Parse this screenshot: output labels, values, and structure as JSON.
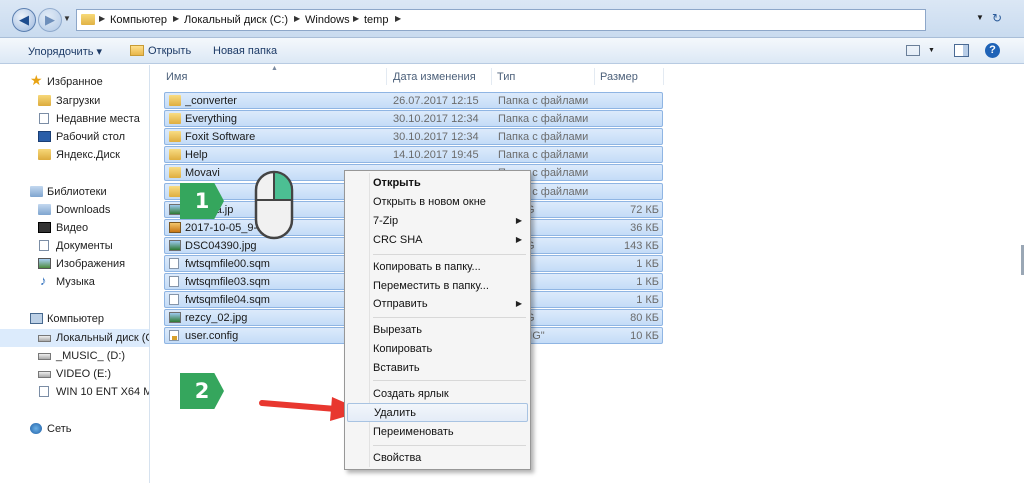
{
  "address": {
    "segments": [
      "Компьютер",
      "Локальный диск (C:)",
      "Windows",
      "temp"
    ]
  },
  "toolbar": {
    "organize": "Упорядочить ▾",
    "open": "Открыть",
    "new_folder": "Новая папка",
    "help": "?"
  },
  "nav": {
    "favorites": "Избранное",
    "downloads": "Загрузки",
    "recent": "Недавние места",
    "desktop": "Рабочий стол",
    "yandex": "Яндекс.Диск",
    "libraries": "Библиотеки",
    "lib_downloads": "Downloads",
    "video": "Видео",
    "documents": "Документы",
    "images": "Изображения",
    "music": "Музыка",
    "computer": "Компьютер",
    "local_disk": "Локальный диск (C",
    "music_drive": "_MUSIC_ (D:)",
    "video_drive": "VIDEO (E:)",
    "win_drive": "WIN 10 ENT X64 ML",
    "network": "Сеть"
  },
  "columns": {
    "name": "Имя",
    "date": "Дата изменения",
    "type": "Тип",
    "size": "Размер"
  },
  "files": [
    {
      "icon": "folder",
      "name": "_converter",
      "date": "26.07.2017 12:15",
      "type": "Папка с файлами",
      "size": ""
    },
    {
      "icon": "folder",
      "name": "Everything",
      "date": "30.10.2017 12:34",
      "type": "Папка с файлами",
      "size": ""
    },
    {
      "icon": "folder",
      "name": "Foxit Software",
      "date": "30.10.2017 12:34",
      "type": "Папка с файлами",
      "size": ""
    },
    {
      "icon": "folder",
      "name": "Help",
      "date": "14.10.2017 19:45",
      "type": "Папка с файлами",
      "size": ""
    },
    {
      "icon": "folder",
      "name": "Movavi",
      "date": "",
      "type": "Папка с файлами",
      "size": ""
    },
    {
      "icon": "folder",
      "name": "nc",
      "date": "",
      "type": "Папка с файлами",
      "size": ""
    },
    {
      "icon": "jpg",
      "name": "1475ea.jp",
      "date": "",
      "type": "к JPEG",
      "size": "72 КБ"
    },
    {
      "icon": "png",
      "name": "2017-10-05_9-1",
      "date": "",
      "type": "к PNG",
      "size": "36 КБ"
    },
    {
      "icon": "jpg",
      "name": "DSC04390.jpg",
      "date": "",
      "type": "к JPEG",
      "size": "143 КБ"
    },
    {
      "icon": "file",
      "name": "fwtsqmfile00.sqm",
      "date": "",
      "type": "SQM\"",
      "size": "1 КБ"
    },
    {
      "icon": "file",
      "name": "fwtsqmfile03.sqm",
      "date": "",
      "type": "SQM\"",
      "size": "1 КБ"
    },
    {
      "icon": "file",
      "name": "fwtsqmfile04.sqm",
      "date": "",
      "type": "SQM\"",
      "size": "1 КБ"
    },
    {
      "icon": "jpg",
      "name": "rezcy_02.jpg",
      "date": "",
      "type": "к JPEG",
      "size": "80 КБ"
    },
    {
      "icon": "config",
      "name": "user.config",
      "date": "",
      "type": "CONFIG\"",
      "size": "10 КБ"
    }
  ],
  "context_menu": {
    "open": "Открыть",
    "open_new_window": "Открыть в новом окне",
    "zip": "7-Zip",
    "crc": "CRC SHA",
    "copy_to": "Копировать в папку...",
    "move_to": "Переместить в папку...",
    "send_to": "Отправить",
    "cut": "Вырезать",
    "copy": "Копировать",
    "paste": "Вставить",
    "shortcut": "Создать ярлык",
    "delete": "Удалить",
    "rename": "Переименовать",
    "properties": "Свойства"
  },
  "badges": {
    "step1": "1",
    "step2": "2"
  },
  "colors": {
    "selection": "#c4dcf7",
    "badge": "#35a65d",
    "arrow": "#e8372f"
  }
}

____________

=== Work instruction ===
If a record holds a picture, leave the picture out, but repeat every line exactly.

=== Expected answer ===
Parse this screenshot: output labels, values, and structure as JSON.
{
  "address": {
    "segments": [
      "Компьютер",
      "Локальный диск (C:)",
      "Windows",
      "temp"
    ]
  },
  "toolbar": {
    "organize": "Упорядочить ▾",
    "open": "Открыть",
    "new_folder": "Новая папка",
    "help": "?"
  },
  "nav": {
    "favorites": "Избранное",
    "downloads": "Загрузки",
    "recent": "Недавние места",
    "desktop": "Рабочий стол",
    "yandex": "Яндекс.Диск",
    "libraries": "Библиотеки",
    "lib_downloads": "Downloads",
    "video": "Видео",
    "documents": "Документы",
    "images": "Изображения",
    "music": "Музыка",
    "computer": "Компьютер",
    "local_disk": "Локальный диск (C",
    "music_drive": "_MUSIC_ (D:)",
    "video_drive": "VIDEO (E:)",
    "win_drive": "WIN 10 ENT X64 ML",
    "network": "Сеть"
  },
  "columns": {
    "name": "Имя",
    "date": "Дата изменения",
    "type": "Тип",
    "size": "Размер"
  },
  "files": [
    {
      "icon": "folder",
      "name": "_converter",
      "date": "26.07.2017 12:15",
      "type": "Папка с файлами",
      "size": ""
    },
    {
      "icon": "folder",
      "name": "Everything",
      "date": "30.10.2017 12:34",
      "type": "Папка с файлами",
      "size": ""
    },
    {
      "icon": "folder",
      "name": "Foxit Software",
      "date": "30.10.2017 12:34",
      "type": "Папка с файлами",
      "size": ""
    },
    {
      "icon": "folder",
      "name": "Help",
      "date": "14.10.2017 19:45",
      "type": "Папка с файлами",
      "size": ""
    },
    {
      "icon": "folder",
      "name": "Movavi",
      "date": "",
      "type": "Папка с файлами",
      "size": ""
    },
    {
      "icon": "folder",
      "name": "nc",
      "date": "",
      "type": "Папка с файлами",
      "size": ""
    },
    {
      "icon": "jpg",
      "name": "1475ea.jp",
      "date": "",
      "type": "к JPEG",
      "size": "72 КБ"
    },
    {
      "icon": "png",
      "name": "2017-10-05_9-1",
      "date": "",
      "type": "к PNG",
      "size": "36 КБ"
    },
    {
      "icon": "jpg",
      "name": "DSC04390.jpg",
      "date": "",
      "type": "к JPEG",
      "size": "143 КБ"
    },
    {
      "icon": "file",
      "name": "fwtsqmfile00.sqm",
      "date": "",
      "type": "SQM\"",
      "size": "1 КБ"
    },
    {
      "icon": "file",
      "name": "fwtsqmfile03.sqm",
      "date": "",
      "type": "SQM\"",
      "size": "1 КБ"
    },
    {
      "icon": "file",
      "name": "fwtsqmfile04.sqm",
      "date": "",
      "type": "SQM\"",
      "size": "1 КБ"
    },
    {
      "icon": "jpg",
      "name": "rezcy_02.jpg",
      "date": "",
      "type": "к JPEG",
      "size": "80 КБ"
    },
    {
      "icon": "config",
      "name": "user.config",
      "date": "",
      "type": "CONFIG\"",
      "size": "10 КБ"
    }
  ],
  "context_menu": {
    "open": "Открыть",
    "open_new_window": "Открыть в новом окне",
    "zip": "7-Zip",
    "crc": "CRC SHA",
    "copy_to": "Копировать в папку...",
    "move_to": "Переместить в папку...",
    "send_to": "Отправить",
    "cut": "Вырезать",
    "copy": "Копировать",
    "paste": "Вставить",
    "shortcut": "Создать ярлык",
    "delete": "Удалить",
    "rename": "Переименовать",
    "properties": "Свойства"
  },
  "badges": {
    "step1": "1",
    "step2": "2"
  },
  "colors": {
    "selection": "#c4dcf7",
    "badge": "#35a65d",
    "arrow": "#e8372f"
  }
}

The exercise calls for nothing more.